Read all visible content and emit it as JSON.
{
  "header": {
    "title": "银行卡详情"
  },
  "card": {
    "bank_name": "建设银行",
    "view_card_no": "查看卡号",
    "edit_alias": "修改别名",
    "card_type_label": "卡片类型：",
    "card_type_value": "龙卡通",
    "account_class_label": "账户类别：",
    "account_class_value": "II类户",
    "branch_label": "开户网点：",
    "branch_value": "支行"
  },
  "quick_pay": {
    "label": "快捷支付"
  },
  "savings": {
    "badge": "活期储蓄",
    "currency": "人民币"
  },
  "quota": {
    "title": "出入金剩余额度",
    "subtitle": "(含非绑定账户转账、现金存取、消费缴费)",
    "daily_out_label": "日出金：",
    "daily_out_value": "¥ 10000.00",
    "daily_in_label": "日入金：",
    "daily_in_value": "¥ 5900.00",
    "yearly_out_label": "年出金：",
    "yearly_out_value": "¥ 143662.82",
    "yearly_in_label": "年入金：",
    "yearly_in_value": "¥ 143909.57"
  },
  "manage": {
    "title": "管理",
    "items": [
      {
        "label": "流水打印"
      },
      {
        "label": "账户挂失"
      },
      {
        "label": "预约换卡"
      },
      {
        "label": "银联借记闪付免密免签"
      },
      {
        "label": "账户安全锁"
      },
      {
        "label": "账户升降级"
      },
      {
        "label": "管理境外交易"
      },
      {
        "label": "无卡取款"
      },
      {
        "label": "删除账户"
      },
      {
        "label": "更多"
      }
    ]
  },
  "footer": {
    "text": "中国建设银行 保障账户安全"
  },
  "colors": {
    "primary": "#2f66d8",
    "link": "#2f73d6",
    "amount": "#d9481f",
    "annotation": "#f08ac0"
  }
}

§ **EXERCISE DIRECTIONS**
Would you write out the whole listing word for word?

§ **ANSWER SPACE**
Read all visible content and emit it as JSON.
{
  "header": {
    "title": "银行卡详情"
  },
  "card": {
    "bank_name": "建设银行",
    "view_card_no": "查看卡号",
    "edit_alias": "修改别名",
    "card_type_label": "卡片类型：",
    "card_type_value": "龙卡通",
    "account_class_label": "账户类别：",
    "account_class_value": "II类户",
    "branch_label": "开户网点：",
    "branch_value": "支行"
  },
  "quick_pay": {
    "label": "快捷支付"
  },
  "savings": {
    "badge": "活期储蓄",
    "currency": "人民币"
  },
  "quota": {
    "title": "出入金剩余额度",
    "subtitle": "(含非绑定账户转账、现金存取、消费缴费)",
    "daily_out_label": "日出金：",
    "daily_out_value": "¥ 10000.00",
    "daily_in_label": "日入金：",
    "daily_in_value": "¥ 5900.00",
    "yearly_out_label": "年出金：",
    "yearly_out_value": "¥ 143662.82",
    "yearly_in_label": "年入金：",
    "yearly_in_value": "¥ 143909.57"
  },
  "manage": {
    "title": "管理",
    "items": [
      {
        "label": "流水打印"
      },
      {
        "label": "账户挂失"
      },
      {
        "label": "预约换卡"
      },
      {
        "label": "银联借记闪付免密免签"
      },
      {
        "label": "账户安全锁"
      },
      {
        "label": "账户升降级"
      },
      {
        "label": "管理境外交易"
      },
      {
        "label": "无卡取款"
      },
      {
        "label": "删除账户"
      },
      {
        "label": "更多"
      }
    ]
  },
  "footer": {
    "text": "中国建设银行 保障账户安全"
  },
  "colors": {
    "primary": "#2f66d8",
    "link": "#2f73d6",
    "amount": "#d9481f",
    "annotation": "#f08ac0"
  }
}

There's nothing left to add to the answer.